A fraudster who sold ink cartridges purchased on her company credit card for a profit using her personal eBay account has been jailed for 20 months.
Jessica Prince, 35, of North Brink, Wisbech, was suspected of fraud after her employer’s accountant received an invoice from an un-registered supplier.
It was discovered the company had spent more than £48,000 on ink cartridges and other office equipment in the space of seven months, with invoices being doctored to conceal what was actually being ordered.
Prince had been employed as the company director’s personal secretary and was responsible for the smooth running and administration of the company office, including ordering stationery, office furniture, booking taxis, flights and hotels.
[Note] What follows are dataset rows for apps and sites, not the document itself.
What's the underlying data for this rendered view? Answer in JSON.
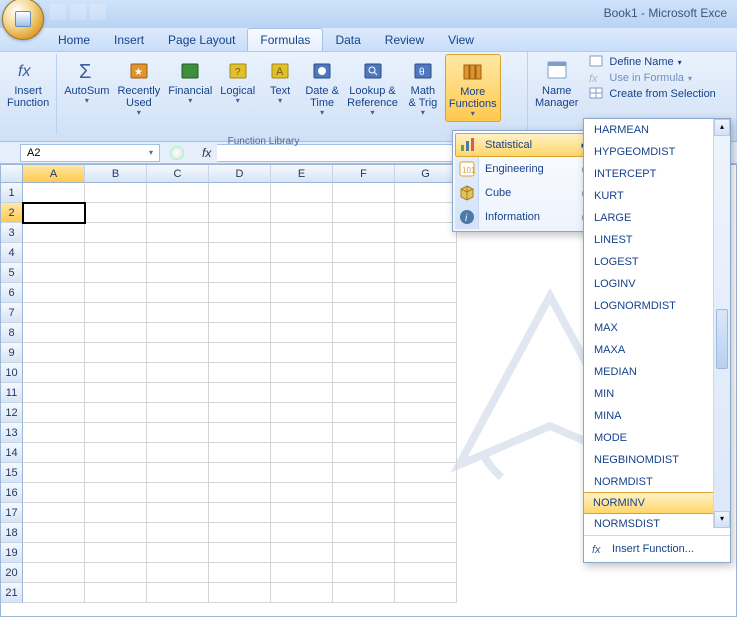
{
  "title": "Book1 - Microsoft Exce",
  "tabs": [
    "Home",
    "Insert",
    "Page Layout",
    "Formulas",
    "Data",
    "Review",
    "View"
  ],
  "active_tab": "Formulas",
  "ribbon": {
    "insert_fn": "Insert\nFunction",
    "autosum": "AutoSum",
    "recently": "Recently\nUsed",
    "financial": "Financial",
    "logical": "Logical",
    "text": "Text",
    "datetime": "Date &\nTime",
    "lookup": "Lookup &\nReference",
    "math": "Math\n& Trig",
    "more": "More\nFunctions",
    "group_label": "Function Library",
    "name_mgr": "Name\nManager",
    "define_name": "Define Name",
    "use_in_formula": "Use in Formula",
    "create_sel": "Create from Selection"
  },
  "namebox": "A2",
  "fx_label": "fx",
  "columns": [
    "A",
    "B",
    "C",
    "D",
    "E",
    "F",
    "G"
  ],
  "rows": [
    "1",
    "2",
    "3",
    "4",
    "5",
    "6",
    "7",
    "8",
    "9",
    "10",
    "11",
    "12",
    "13",
    "14",
    "15",
    "16",
    "17",
    "18",
    "19",
    "20",
    "21"
  ],
  "active_cell": {
    "col": 0,
    "row": 1
  },
  "menu1": {
    "statistical": "Statistical",
    "engineering": "Engineering",
    "cube": "Cube",
    "information": "Information"
  },
  "stat_items": [
    "HARMEAN",
    "HYPGEOMDIST",
    "INTERCEPT",
    "KURT",
    "LARGE",
    "LINEST",
    "LOGEST",
    "LOGINV",
    "LOGNORMDIST",
    "MAX",
    "MAXA",
    "MEDIAN",
    "MIN",
    "MINA",
    "MODE",
    "NEGBINOMDIST",
    "NORMDIST",
    "NORMINV",
    "NORMSDIST"
  ],
  "stat_selected": "NORMINV",
  "insert_function": "Insert Function..."
}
An internal investigation revealed Prince had been abusing her position to make large purchases but hiding it from the company director and accountant.
She was arrested on 26 July last year and in interview admitted having used her company’s credit card to purchase items and then sell them on for profit.
Officers were told it started off as a mistake after she accidentally purchased the wrong printer toner and was told it was non-refundable. She claimed she was told to sell it through eBay and give the money back to her company. She used her own personal eBay account to sell the toner but kept the money.
This was the first of many instances, placing bigger orders worth thousands of pounds on the company credit card, selling them on for a profit using her personal eBay account.
Prince told officers she “got a buzz from treating her family and friends to nice things they could not afford” but “felt like scum at work because she knew she was committing fraud”.
Today (Friday, 1 March), Prince appeared at Peterborough Crown Court after admitting a charge of dishonestly making false representation with intent to make a gain for herself and to cause loss to another, at a previous hearing.
Detective Constable Mark Yendley said: “Prince saw an opportunity and took it, abusing her position as a company secretary and having access to company funds.
“She has shown great remorse and is sorry what she did, but that doesn’t make it any easier for her employer who has lost tens of thousands of pounds.”